Dataset excerpts:
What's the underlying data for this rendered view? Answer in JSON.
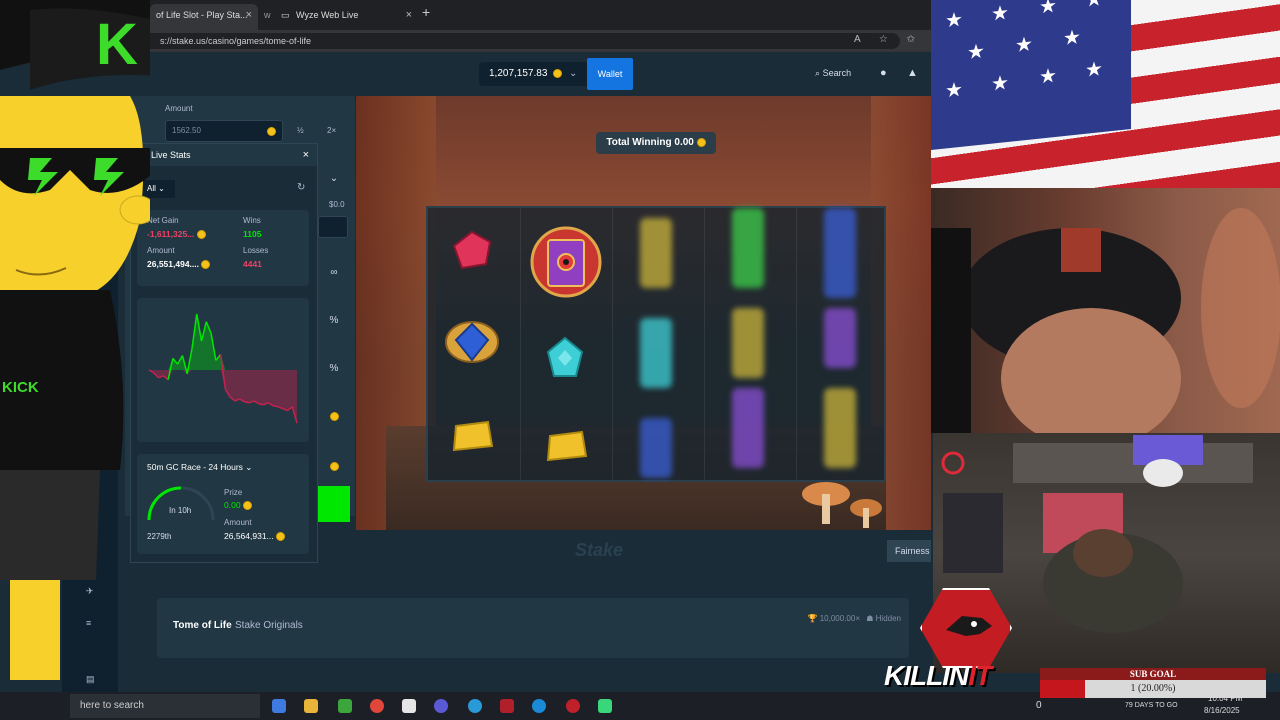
{
  "browser": {
    "tabs": [
      {
        "label": "of Life Slot - Play Sta..."
      },
      {
        "label": "Wyze Web Live"
      }
    ],
    "tab_prefix": "w",
    "new_tab": "+",
    "close": "×",
    "url": "s://stake.us/casino/games/tome-of-life"
  },
  "topnav": {
    "balance": "1,207,157.83",
    "wallet_label": "Wallet",
    "search_label": "Search"
  },
  "sidepanel": {
    "amount_label": "Amount",
    "amount_value": "1562.50",
    "half": "½",
    "double": "2×",
    "profit_value": "$0.0"
  },
  "controls": {
    "infinity": "∞",
    "percent1": "%",
    "percent2": "%"
  },
  "live_stats": {
    "title": "Live Stats",
    "filter": "All",
    "net_gain_label": "Net Gain",
    "net_gain_value": "-1,611,325...",
    "wins_label": "Wins",
    "wins_value": "1105",
    "amount_label": "Amount",
    "amount_value": "26,551,494....",
    "losses_label": "Losses",
    "losses_value": "4441",
    "chart_data": {
      "type": "area",
      "title": "",
      "xlabel": "",
      "ylabel": "",
      "values": [
        0,
        -3,
        -8,
        -6,
        -10,
        12,
        6,
        15,
        -4,
        22,
        58,
        30,
        50,
        38,
        10,
        16,
        -20,
        -28,
        -32,
        -30,
        -33,
        -34,
        -32,
        -35,
        -36,
        -34,
        -37,
        -38,
        -40,
        -42,
        -38,
        -55
      ],
      "ylim": [
        -60,
        60
      ],
      "positive_color": "#00e701",
      "negative_color": "#c4224e",
      "grid": false
    },
    "race_title": "50m GC Race - 24 Hours",
    "race_timer": "In 10h",
    "race_rank": "2279th",
    "prize_label": "Prize",
    "prize_value": "0.00",
    "race_amount_label": "Amount",
    "race_amount_value": "26,564,931...",
    "race_progress": 0.5
  },
  "game": {
    "total_winning": "Total Winning 0.00",
    "title": "Tome of Life",
    "provider": "Stake Originals",
    "max_win": "10,000.00×",
    "hidden": "Hidden",
    "fairness": "Fairness",
    "watermark": "Stake"
  },
  "taskbar": {
    "search": "here to search",
    "time": "10:04 PM",
    "date": "8/16/2025",
    "days_text": "79 DAYS TO GO",
    "zero": "0"
  },
  "overlay": {
    "kick_text": "KICK",
    "sub_goal_title": "SUB GOAL",
    "sub_goal_text": "1 (20.00%)",
    "sub_goal_progress": 0.2,
    "brand_killin": "KILLIN",
    "brand_it": "IT",
    "logo_letter": "K"
  }
}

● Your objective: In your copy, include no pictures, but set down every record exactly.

● Completed task:
What's the underlying data for this rendered view? Answer in JSON.
{
  "browser": {
    "tabs": [
      {
        "label": "of Life Slot - Play Sta..."
      },
      {
        "label": "Wyze Web Live"
      }
    ],
    "tab_prefix": "w",
    "new_tab": "+",
    "close": "×",
    "url": "s://stake.us/casino/games/tome-of-life"
  },
  "topnav": {
    "balance": "1,207,157.83",
    "wallet_label": "Wallet",
    "search_label": "Search"
  },
  "sidepanel": {
    "amount_label": "Amount",
    "amount_value": "1562.50",
    "half": "½",
    "double": "2×",
    "profit_value": "$0.0"
  },
  "controls": {
    "infinity": "∞",
    "percent1": "%",
    "percent2": "%"
  },
  "live_stats": {
    "title": "Live Stats",
    "filter": "All",
    "net_gain_label": "Net Gain",
    "net_gain_value": "-1,611,325...",
    "wins_label": "Wins",
    "wins_value": "1105",
    "amount_label": "Amount",
    "amount_value": "26,551,494....",
    "losses_label": "Losses",
    "losses_value": "4441",
    "chart_data": {
      "type": "area",
      "title": "",
      "xlabel": "",
      "ylabel": "",
      "values": [
        0,
        -3,
        -8,
        -6,
        -10,
        12,
        6,
        15,
        -4,
        22,
        58,
        30,
        50,
        38,
        10,
        16,
        -20,
        -28,
        -32,
        -30,
        -33,
        -34,
        -32,
        -35,
        -36,
        -34,
        -37,
        -38,
        -40,
        -42,
        -38,
        -55
      ],
      "ylim": [
        -60,
        60
      ],
      "positive_color": "#00e701",
      "negative_color": "#c4224e",
      "grid": false
    },
    "race_title": "50m GC Race - 24 Hours",
    "race_timer": "In 10h",
    "race_rank": "2279th",
    "prize_label": "Prize",
    "prize_value": "0.00",
    "race_amount_label": "Amount",
    "race_amount_value": "26,564,931...",
    "race_progress": 0.5
  },
  "game": {
    "total_winning": "Total Winning 0.00",
    "title": "Tome of Life",
    "provider": "Stake Originals",
    "max_win": "10,000.00×",
    "hidden": "Hidden",
    "fairness": "Fairness",
    "watermark": "Stake"
  },
  "taskbar": {
    "search": "here to search",
    "time": "10:04 PM",
    "date": "8/16/2025",
    "days_text": "79 DAYS TO GO",
    "zero": "0"
  },
  "overlay": {
    "kick_text": "KICK",
    "sub_goal_title": "SUB GOAL",
    "sub_goal_text": "1 (20.00%)",
    "sub_goal_progress": 0.2,
    "brand_killin": "KILLIN",
    "brand_it": "IT",
    "logo_letter": "K"
  }
}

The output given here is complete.